::: RECORDS FOR PROCESSING

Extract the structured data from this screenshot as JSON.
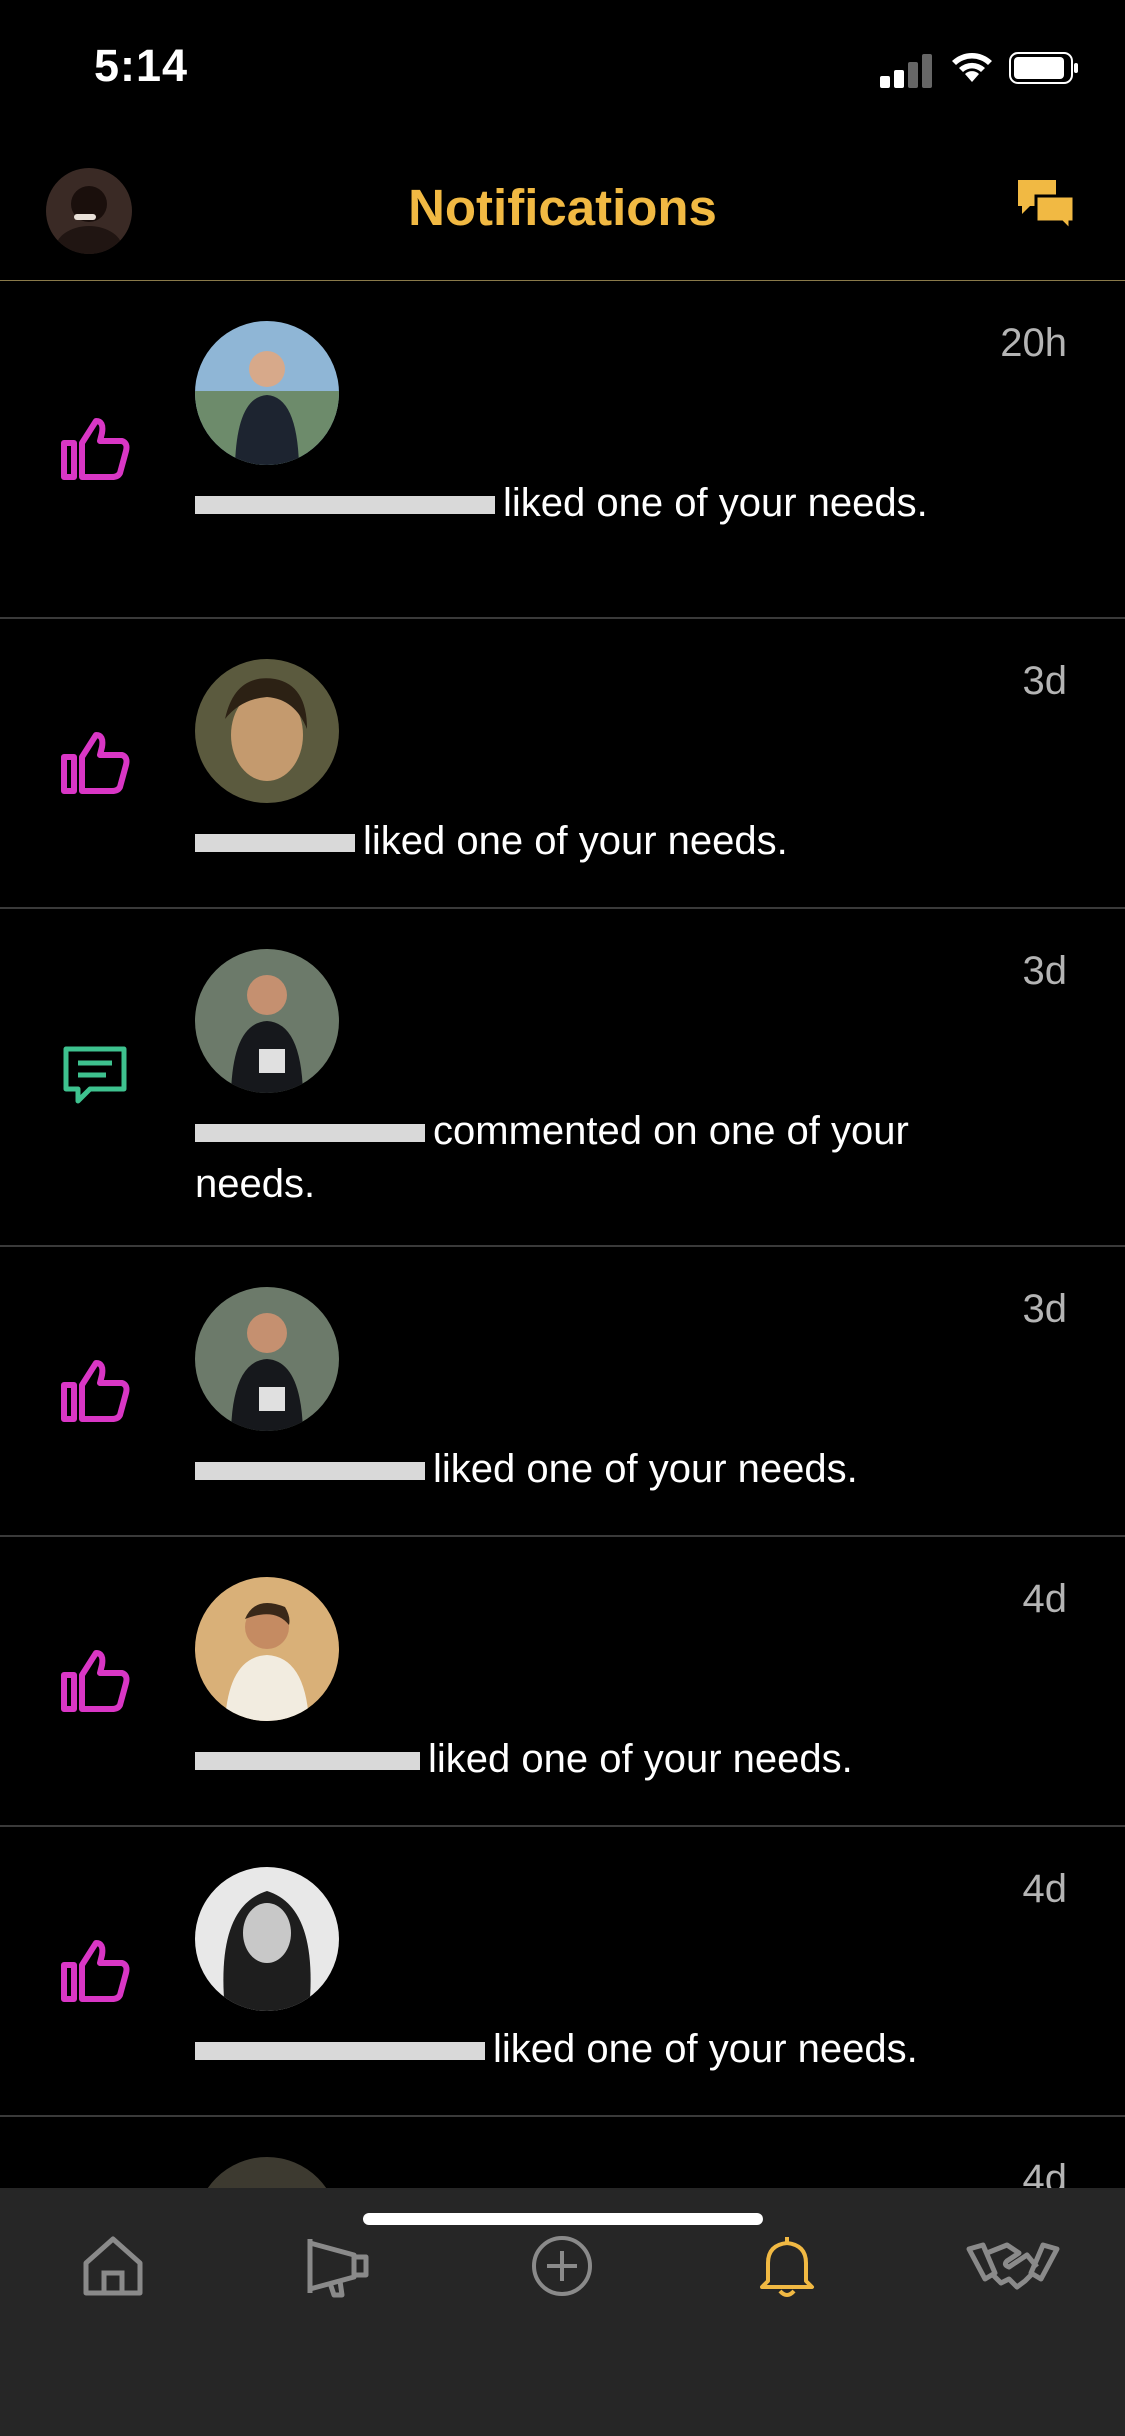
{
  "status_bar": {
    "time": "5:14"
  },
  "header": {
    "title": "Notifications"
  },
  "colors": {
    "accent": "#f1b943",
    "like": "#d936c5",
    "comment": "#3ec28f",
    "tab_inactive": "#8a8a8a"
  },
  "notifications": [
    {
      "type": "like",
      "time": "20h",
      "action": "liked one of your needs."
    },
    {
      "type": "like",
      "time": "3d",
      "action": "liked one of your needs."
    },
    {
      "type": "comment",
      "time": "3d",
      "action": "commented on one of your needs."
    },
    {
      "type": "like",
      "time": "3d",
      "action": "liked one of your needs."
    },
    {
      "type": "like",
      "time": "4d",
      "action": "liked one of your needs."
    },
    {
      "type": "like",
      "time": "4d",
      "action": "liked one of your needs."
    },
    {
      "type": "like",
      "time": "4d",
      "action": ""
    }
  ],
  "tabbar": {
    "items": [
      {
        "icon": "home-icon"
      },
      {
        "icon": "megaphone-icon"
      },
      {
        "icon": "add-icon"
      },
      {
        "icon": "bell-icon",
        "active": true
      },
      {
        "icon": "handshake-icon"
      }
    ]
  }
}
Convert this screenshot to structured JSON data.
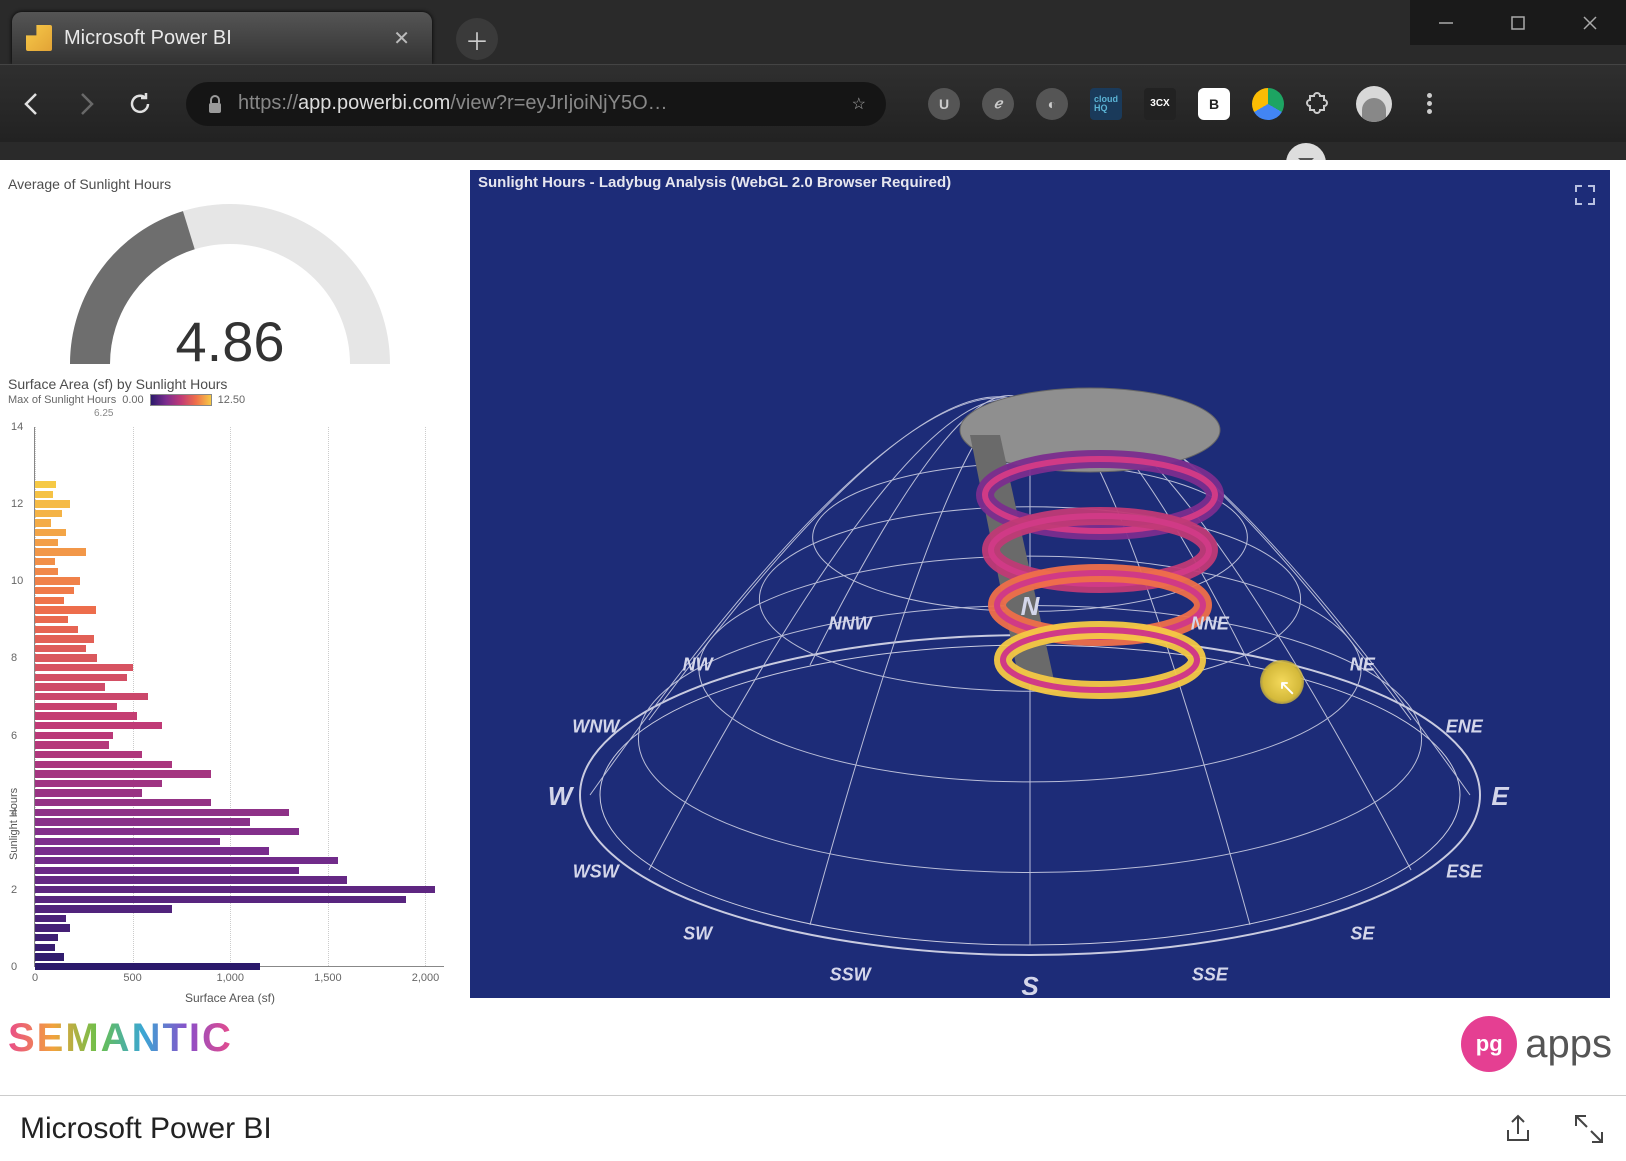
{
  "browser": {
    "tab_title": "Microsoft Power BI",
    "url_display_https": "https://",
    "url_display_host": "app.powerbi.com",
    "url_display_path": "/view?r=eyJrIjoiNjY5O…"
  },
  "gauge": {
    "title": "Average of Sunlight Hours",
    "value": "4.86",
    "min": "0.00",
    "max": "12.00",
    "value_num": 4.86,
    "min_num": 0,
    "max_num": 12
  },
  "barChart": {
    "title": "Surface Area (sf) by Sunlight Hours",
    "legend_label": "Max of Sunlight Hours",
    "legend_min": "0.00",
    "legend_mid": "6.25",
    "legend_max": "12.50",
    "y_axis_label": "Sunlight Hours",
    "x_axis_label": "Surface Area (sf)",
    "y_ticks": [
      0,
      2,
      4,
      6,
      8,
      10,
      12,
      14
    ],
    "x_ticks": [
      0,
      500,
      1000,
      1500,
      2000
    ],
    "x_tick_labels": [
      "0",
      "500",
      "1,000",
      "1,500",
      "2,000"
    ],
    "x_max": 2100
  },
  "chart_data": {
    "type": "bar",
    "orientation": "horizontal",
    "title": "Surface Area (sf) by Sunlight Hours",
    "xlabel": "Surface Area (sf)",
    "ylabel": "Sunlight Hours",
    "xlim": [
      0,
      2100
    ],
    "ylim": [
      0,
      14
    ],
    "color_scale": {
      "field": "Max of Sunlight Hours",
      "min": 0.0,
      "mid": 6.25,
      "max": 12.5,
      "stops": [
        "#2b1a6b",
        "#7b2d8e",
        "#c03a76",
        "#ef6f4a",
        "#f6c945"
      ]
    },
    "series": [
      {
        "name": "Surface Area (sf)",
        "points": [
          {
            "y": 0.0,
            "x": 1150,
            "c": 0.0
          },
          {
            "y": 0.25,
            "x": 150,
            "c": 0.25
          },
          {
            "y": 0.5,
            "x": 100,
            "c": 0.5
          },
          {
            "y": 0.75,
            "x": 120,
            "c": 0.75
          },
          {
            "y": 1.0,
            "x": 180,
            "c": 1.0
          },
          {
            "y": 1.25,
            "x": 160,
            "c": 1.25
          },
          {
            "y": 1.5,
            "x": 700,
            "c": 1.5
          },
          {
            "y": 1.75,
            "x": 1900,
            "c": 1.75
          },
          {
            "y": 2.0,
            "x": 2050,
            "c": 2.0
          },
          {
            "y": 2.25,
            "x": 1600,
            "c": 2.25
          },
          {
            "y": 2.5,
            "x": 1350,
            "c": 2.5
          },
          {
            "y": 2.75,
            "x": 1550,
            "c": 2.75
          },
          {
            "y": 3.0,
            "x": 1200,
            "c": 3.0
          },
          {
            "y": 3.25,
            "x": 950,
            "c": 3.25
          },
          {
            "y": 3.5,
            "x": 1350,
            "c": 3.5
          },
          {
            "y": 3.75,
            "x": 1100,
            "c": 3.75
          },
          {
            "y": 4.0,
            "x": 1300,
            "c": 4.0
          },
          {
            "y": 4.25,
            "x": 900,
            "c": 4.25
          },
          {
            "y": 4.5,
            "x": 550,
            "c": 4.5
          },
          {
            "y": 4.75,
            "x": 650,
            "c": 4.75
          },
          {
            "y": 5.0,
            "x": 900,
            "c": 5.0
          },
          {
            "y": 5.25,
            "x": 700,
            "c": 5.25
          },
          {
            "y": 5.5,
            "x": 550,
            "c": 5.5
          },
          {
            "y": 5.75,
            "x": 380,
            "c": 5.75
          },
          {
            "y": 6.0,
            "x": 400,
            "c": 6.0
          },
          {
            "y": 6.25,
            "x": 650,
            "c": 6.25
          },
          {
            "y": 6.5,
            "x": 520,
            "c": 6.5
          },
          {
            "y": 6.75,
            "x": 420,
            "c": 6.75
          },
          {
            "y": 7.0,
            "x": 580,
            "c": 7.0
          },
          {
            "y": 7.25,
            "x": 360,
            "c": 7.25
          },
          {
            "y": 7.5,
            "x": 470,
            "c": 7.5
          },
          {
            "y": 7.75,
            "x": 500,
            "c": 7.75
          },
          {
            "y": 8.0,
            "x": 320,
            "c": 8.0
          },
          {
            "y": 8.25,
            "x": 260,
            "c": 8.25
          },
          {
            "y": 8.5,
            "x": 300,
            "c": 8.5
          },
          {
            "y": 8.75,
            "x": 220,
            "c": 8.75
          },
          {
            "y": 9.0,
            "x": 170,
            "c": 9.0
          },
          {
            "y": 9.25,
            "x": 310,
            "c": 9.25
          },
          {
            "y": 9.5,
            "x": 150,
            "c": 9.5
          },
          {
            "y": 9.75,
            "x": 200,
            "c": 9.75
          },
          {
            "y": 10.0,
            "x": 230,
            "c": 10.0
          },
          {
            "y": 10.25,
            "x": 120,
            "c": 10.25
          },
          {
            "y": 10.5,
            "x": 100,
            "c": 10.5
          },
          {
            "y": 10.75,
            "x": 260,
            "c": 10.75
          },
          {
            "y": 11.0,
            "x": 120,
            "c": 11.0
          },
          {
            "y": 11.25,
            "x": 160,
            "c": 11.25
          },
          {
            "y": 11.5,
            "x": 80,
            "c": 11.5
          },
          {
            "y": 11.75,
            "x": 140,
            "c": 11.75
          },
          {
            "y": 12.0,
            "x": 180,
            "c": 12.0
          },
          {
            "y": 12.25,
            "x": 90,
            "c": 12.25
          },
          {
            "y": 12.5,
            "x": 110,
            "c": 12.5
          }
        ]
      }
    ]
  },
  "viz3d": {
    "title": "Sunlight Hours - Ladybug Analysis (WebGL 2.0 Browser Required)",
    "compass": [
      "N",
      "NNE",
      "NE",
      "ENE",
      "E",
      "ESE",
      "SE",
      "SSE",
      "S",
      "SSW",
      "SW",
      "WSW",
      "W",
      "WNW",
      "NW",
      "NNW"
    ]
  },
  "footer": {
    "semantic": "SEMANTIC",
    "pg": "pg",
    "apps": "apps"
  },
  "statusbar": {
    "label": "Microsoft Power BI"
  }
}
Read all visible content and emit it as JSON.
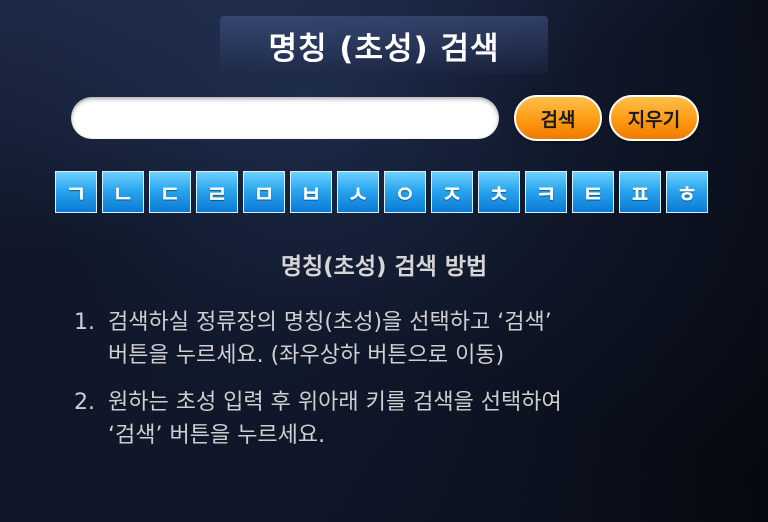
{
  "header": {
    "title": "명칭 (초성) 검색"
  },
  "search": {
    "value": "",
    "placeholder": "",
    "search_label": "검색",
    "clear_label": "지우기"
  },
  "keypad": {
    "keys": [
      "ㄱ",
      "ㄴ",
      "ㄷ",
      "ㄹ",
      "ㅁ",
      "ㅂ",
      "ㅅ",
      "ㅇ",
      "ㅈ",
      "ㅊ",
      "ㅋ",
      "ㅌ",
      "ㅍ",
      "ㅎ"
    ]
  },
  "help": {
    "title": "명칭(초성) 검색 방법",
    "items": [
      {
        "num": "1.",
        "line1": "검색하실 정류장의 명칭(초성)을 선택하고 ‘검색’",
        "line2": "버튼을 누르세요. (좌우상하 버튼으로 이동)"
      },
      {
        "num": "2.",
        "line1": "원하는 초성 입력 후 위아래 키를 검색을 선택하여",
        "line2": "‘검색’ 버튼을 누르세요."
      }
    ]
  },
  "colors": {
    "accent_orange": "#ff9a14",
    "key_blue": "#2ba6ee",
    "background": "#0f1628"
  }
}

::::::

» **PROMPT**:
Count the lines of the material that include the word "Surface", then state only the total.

» **WRITTEN ANSWER**:
5